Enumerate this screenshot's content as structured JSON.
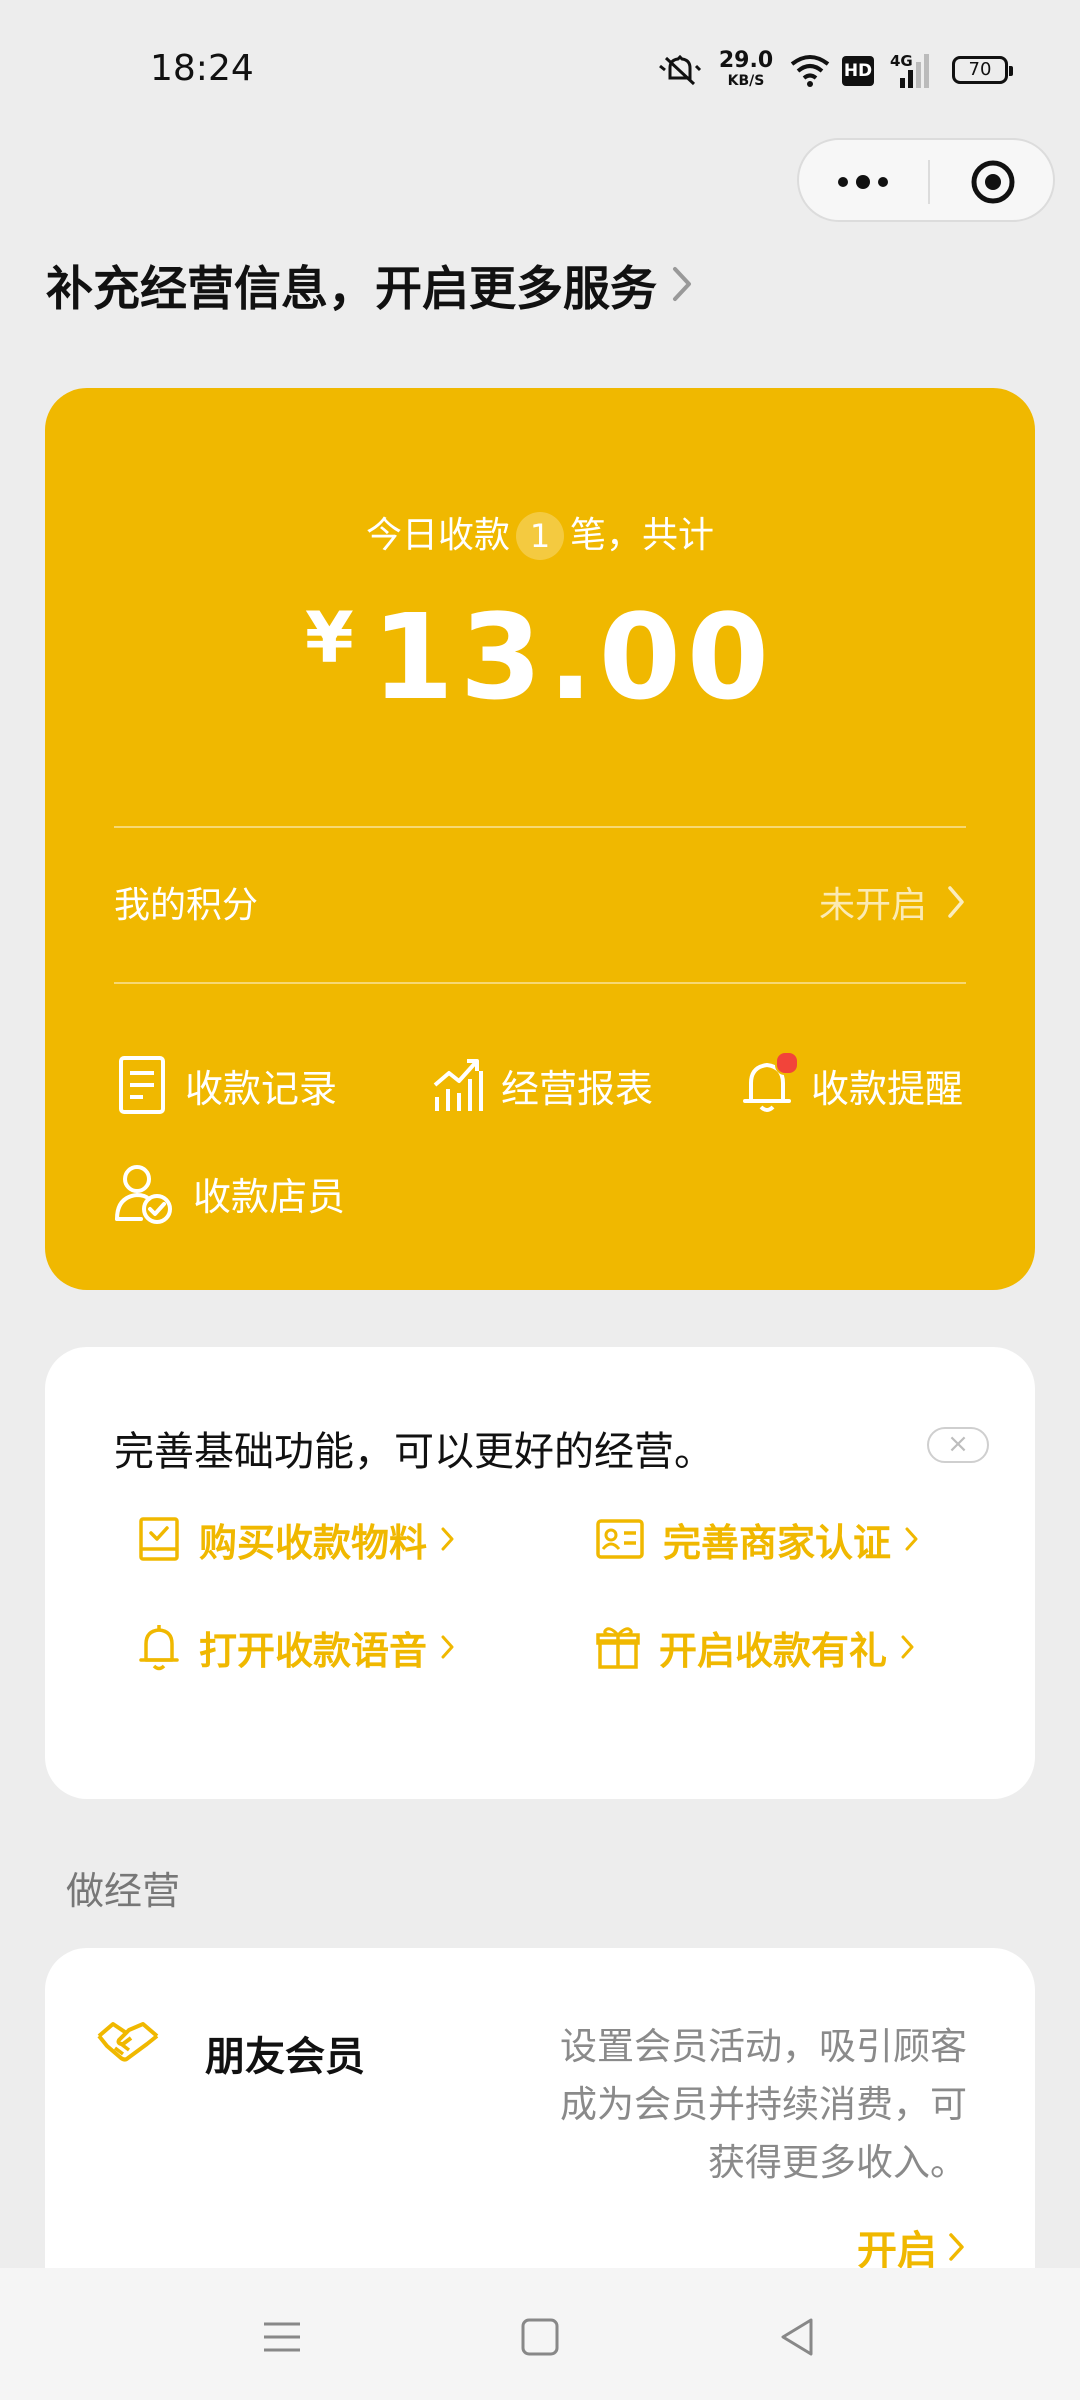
{
  "status_bar": {
    "time": "18:24",
    "net_speed_value": "29.0",
    "net_speed_unit": "KB/S",
    "hd_label": "HD",
    "network_type": "4G",
    "battery": "70"
  },
  "header": {
    "link_text": "补充经营信息，开启更多服务"
  },
  "summary_card": {
    "today_prefix": "今日收款",
    "today_count": "1",
    "today_suffix": "笔，共计",
    "currency": "¥",
    "amount": "13.00",
    "points_label": "我的积分",
    "points_status": "未开启",
    "tools": [
      {
        "label": "收款记录",
        "icon": "receipt-list-icon"
      },
      {
        "label": "经营报表",
        "icon": "bar-chart-icon"
      },
      {
        "label": "收款提醒",
        "icon": "bell-icon"
      },
      {
        "label": "收款店员",
        "icon": "staff-check-icon"
      }
    ]
  },
  "basic_card": {
    "title": "完善基础功能，可以更好的经营。",
    "close": "×",
    "features": [
      {
        "label": "购买收款物料",
        "icon": "checklist-icon"
      },
      {
        "label": "完善商家认证",
        "icon": "id-card-icon"
      },
      {
        "label": "打开收款语音",
        "icon": "bell-icon"
      },
      {
        "label": "开启收款有礼",
        "icon": "gift-icon"
      }
    ]
  },
  "section": {
    "label": "做经营"
  },
  "member_card": {
    "title": "朋友会员",
    "description": "设置会员活动，吸引顾客成为会员并持续消费，可获得更多收入。",
    "action": "开启"
  },
  "colors": {
    "accent": "#f0b800",
    "background": "#ededed",
    "badge_red": "#f2443a"
  }
}
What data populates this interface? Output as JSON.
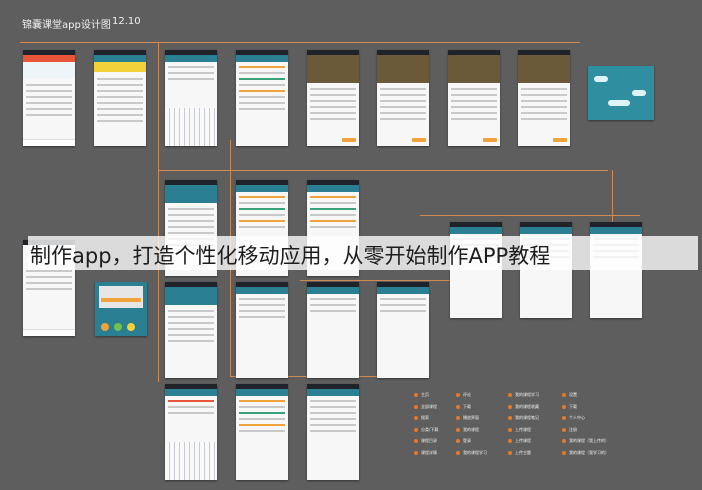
{
  "header": {
    "title": "锦囊课堂app设计图",
    "date": "12.10"
  },
  "overlay_caption": "制作app，打造个性化移动应用，从零开始制作APP教程",
  "colors": {
    "background": "#5e5e5e",
    "accent": "#e8782a",
    "connector": "#d08a52",
    "teal": "#2f8fa0",
    "gold": "#f0a33a"
  },
  "legend": {
    "col1": [
      "主页",
      "全部课程",
      "搜索",
      "分类/下载",
      "课程目录",
      "课程详情"
    ],
    "col2": [
      "评论",
      "下载",
      "播放界面",
      "我的课程",
      "登录",
      "我的课程学习"
    ],
    "col3": [
      "我的课程学习",
      "我的课程收藏",
      "我的课程笔记",
      "上传课程",
      "上传课程",
      "上传主题"
    ],
    "col4": [
      "设置",
      "下载",
      "个人中心",
      "注册",
      "我的课程（我上传的）",
      "我的课程（我学习的）"
    ]
  }
}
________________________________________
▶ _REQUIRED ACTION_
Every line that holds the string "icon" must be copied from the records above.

▶ _YOUR RESPONSE_
        "icon": "receipt-list-icon"
        "icon": "bar-chart-icon"
        "icon": "bell-icon"
        "icon": "staff-check-icon"
        "icon": "checklist-icon"
        "icon": "id-card-icon"
        "icon": "bell-icon"
        "icon": "gift-icon"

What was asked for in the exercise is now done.